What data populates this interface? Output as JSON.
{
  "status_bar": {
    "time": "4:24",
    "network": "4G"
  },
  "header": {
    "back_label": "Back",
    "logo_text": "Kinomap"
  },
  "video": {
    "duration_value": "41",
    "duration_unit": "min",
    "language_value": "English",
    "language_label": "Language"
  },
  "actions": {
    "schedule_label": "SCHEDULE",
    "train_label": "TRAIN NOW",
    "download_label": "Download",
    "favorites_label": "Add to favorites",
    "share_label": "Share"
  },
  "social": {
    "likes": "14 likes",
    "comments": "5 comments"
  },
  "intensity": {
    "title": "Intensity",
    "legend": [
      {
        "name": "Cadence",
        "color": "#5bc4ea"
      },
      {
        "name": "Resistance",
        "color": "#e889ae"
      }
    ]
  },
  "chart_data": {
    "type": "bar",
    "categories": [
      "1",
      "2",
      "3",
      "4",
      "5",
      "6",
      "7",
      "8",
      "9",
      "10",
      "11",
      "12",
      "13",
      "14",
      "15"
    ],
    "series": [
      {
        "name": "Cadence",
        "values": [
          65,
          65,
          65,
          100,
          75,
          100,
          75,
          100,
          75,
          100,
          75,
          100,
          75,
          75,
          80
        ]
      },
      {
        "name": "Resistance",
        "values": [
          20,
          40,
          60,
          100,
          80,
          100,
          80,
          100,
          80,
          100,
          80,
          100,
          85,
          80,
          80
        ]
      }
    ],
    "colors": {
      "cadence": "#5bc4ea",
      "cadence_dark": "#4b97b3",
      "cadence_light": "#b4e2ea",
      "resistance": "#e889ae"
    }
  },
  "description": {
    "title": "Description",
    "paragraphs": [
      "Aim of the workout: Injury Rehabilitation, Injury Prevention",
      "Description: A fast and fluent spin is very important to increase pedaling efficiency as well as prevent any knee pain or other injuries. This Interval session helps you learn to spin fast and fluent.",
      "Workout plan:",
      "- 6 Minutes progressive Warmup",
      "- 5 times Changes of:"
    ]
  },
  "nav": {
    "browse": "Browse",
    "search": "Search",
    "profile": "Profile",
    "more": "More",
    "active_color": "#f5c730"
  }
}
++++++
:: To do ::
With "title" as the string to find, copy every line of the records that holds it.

:: Answer for this exercise ::
    "title": "Intensity",
    "title": "Description",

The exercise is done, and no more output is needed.